And now the not so good stuff…
If you’re a man approaching 50 or sometimes even 40 there are a few tests that are NECESSARY and non-negotiable. Some of these tests are done in the office and one will have to be done by a gastroenterologist. Now, these are sensitive areas we’re about to discuss and again there is a multitude of jokes that can be inserted into these uncomfortable situations with your doctor. It’s up to you to gauge their level of humor to know if the time and place are right or not.
It’s important to do your own self-evaluation on a regular basis (insert masturbation joke of some sort here if needed — “I’m good at self-exams, at least three times a week for me”, you get the idea) but your doctor may also perform one in office.
Hopefully, he warms his hands up before going down below to check on the boys. The doctor will check your testicles for lumps. If something is found don’t freak out. Many times it is nothing and can be a slew of other things besides the obvious fear of cancer. The doctor will most likely have you see a urologist who might schedule an ultrasound to get a better look.
There are many horror stories about colonoscopies but I am here to tell you it really isn’t a big deal. I had one about 5 years ago (and I’m due again as we speak now that I hit the 50-year-old mark — usually the benchmark for your first one). The worst part of the whole process for me was not being able to eat solid food for 24 hours prior to the exam and the preparation.
Prepping for a colonoscopy consists of fasting as discussed above and then at around 6 PM the night before your exam beginning to drink probably the worst tasting drink you will ever have. There are some tricks to try to improve the taste like mixing it with Crystal Lite lemonade or chilling it but in the end, you need to power through this drink. The faster you drink it the quicker it’s over.
Depending on how quickly your “system” operates you should begin running to the bathroom in about 1–2 hours or maybe a bit less. Plan on spending some time there. Perhaps move a television nearby, get a good long book to read, and absolutely make sure your cell phone is fully charged. Once the valve opens it’s game on.
On the day of the test, you’ll have to drink another batch of the witches brew first thing in the morning and finish clearing out anything left in your body. Not be gross but by this time it’s mostly just clear liquid draining out of you. Any remnants of the hot dog you had at the stadium this summer are long gone.
The test itself was no big deal. As a matter of fact, it’s the best 20–30 minutes of sleep you’ll ever get. I was knocked out, I woke up and it was done.
I beg of you to get this test done.

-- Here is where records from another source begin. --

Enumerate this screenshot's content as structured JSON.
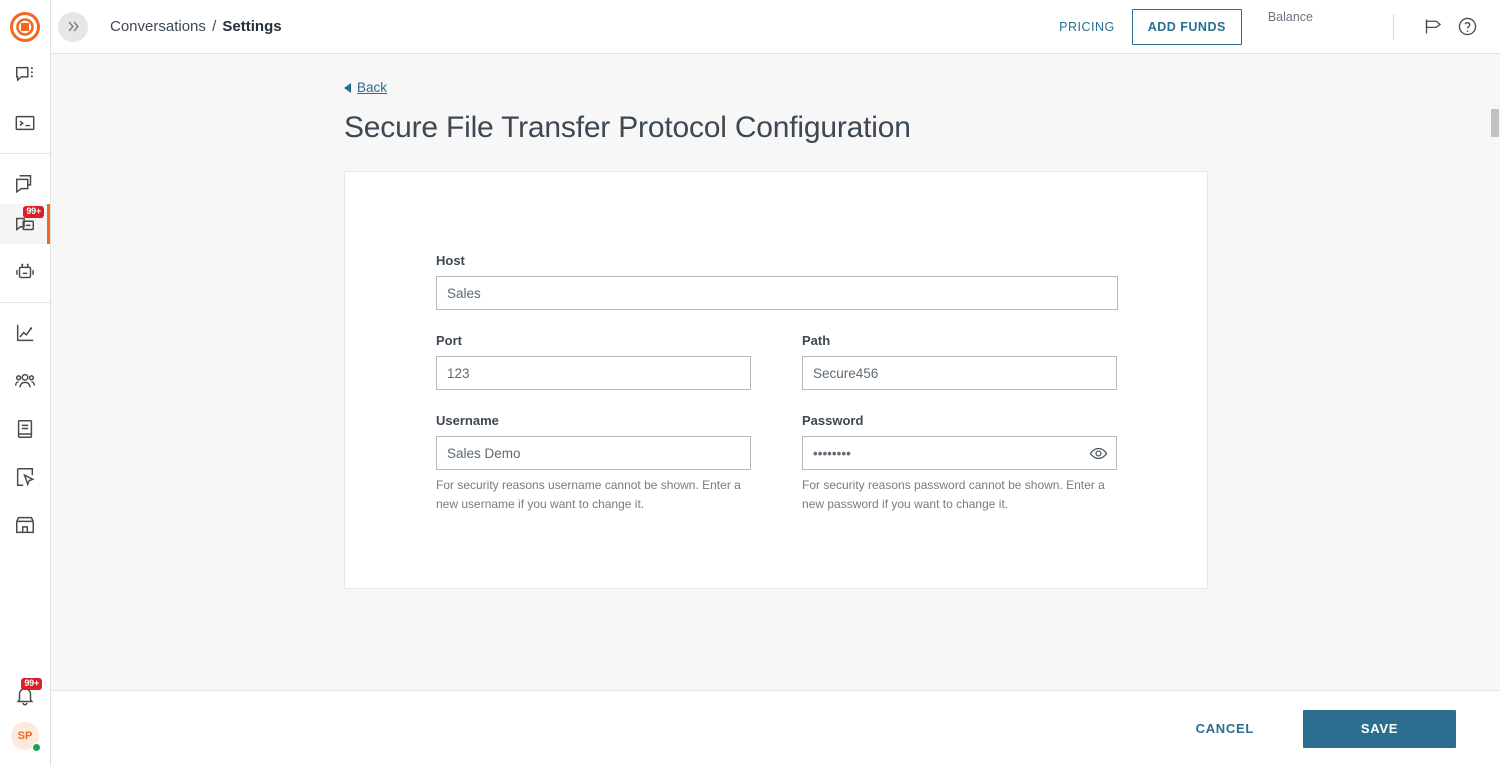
{
  "brand": {
    "logo_icon": "target-logo-icon",
    "accent": "#f26722"
  },
  "header": {
    "collapse_icon": "chevron-double-right-icon",
    "breadcrumb": {
      "parent": "Conversations",
      "separator": "/",
      "current": "Settings"
    },
    "pricing_label": "PRICING",
    "add_funds_label": "ADD FUNDS",
    "balance_label": "Balance",
    "announcement_icon": "megaphone-icon",
    "help_icon": "help-circle-icon"
  },
  "sidebar": {
    "groups": [
      {
        "items": [
          {
            "name": "conversations",
            "icon": "chat-bubble-dots-icon",
            "active": false
          },
          {
            "name": "console",
            "icon": "terminal-icon",
            "active": false
          }
        ]
      },
      {
        "items": [
          {
            "name": "templates",
            "icon": "copy-chat-icon",
            "active": false
          },
          {
            "name": "inbox",
            "icon": "inbox-tray-icon",
            "active": true,
            "badge": "99+"
          },
          {
            "name": "bots",
            "icon": "robot-icon",
            "active": false
          }
        ]
      },
      {
        "items": [
          {
            "name": "analytics",
            "icon": "line-chart-icon",
            "active": false
          },
          {
            "name": "contacts",
            "icon": "people-group-icon",
            "active": false
          },
          {
            "name": "documents",
            "icon": "book-icon",
            "active": false
          },
          {
            "name": "campaigns",
            "icon": "cursor-frame-icon",
            "active": false
          },
          {
            "name": "marketplace",
            "icon": "storefront-icon",
            "active": false
          }
        ]
      }
    ],
    "notifications": {
      "icon": "bell-icon",
      "badge": "99+"
    },
    "profile": {
      "initials": "SP",
      "status": "online"
    }
  },
  "main": {
    "back_label": "Back",
    "title": "Secure File Transfer Protocol Configuration",
    "fields": {
      "host": {
        "label": "Host",
        "value": "Sales"
      },
      "port": {
        "label": "Port",
        "value": "123"
      },
      "path": {
        "label": "Path",
        "value": "Secure456"
      },
      "username": {
        "label": "Username",
        "value": "Sales Demo",
        "helper": "For security reasons username cannot be shown. Enter a new username if you want to change it."
      },
      "password": {
        "label": "Password",
        "value": "••••••••",
        "toggle_icon": "eye-icon",
        "helper": "For security reasons password cannot be shown. Enter a new password if you want to change it."
      }
    }
  },
  "footer": {
    "cancel_label": "CANCEL",
    "save_label": "SAVE",
    "save_color": "#2b6e8f"
  }
}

Most avoid it from fear of all the stories they have heard. It is not a big deal and well worth avoiding colon cancer.
The Prostate exam
Well, gentleman, we’ve saved the best for last. The prostate exam is your doctor literally giving you “the finger”, where you wouldn’t expect it. I won’t go into the gory details but my primary care doctor says he enjoys performing this test even LESS than we like receiving it. I don’t enjoy it at all so he must really hate it having to possibly perform multiple exams in a day.
It’s important to have the test performed to detect early signs of prostate cancer. The doctor is feeling the prostate for hard lumpy or abnormal areas. He may even crack a joke about losing his wedding ring in there to break the tension and uncomfortableness. It only takes a minute or so to complete and worth the discomfort.
Don’t fear your annual physical but instead use it as an overall gauge for your health and as a benchmark for the year. This list of what to expect may not be everything but it’s fairly typical as to what I’ve done each and every year.
For more on what you should be having checked at each stage in your life visit Men’s Journal.
Comment below and share with a friend, maybe someone who has been avoiding the doctor.
Originally published at https://dadontheedge.com on December 10, 2020.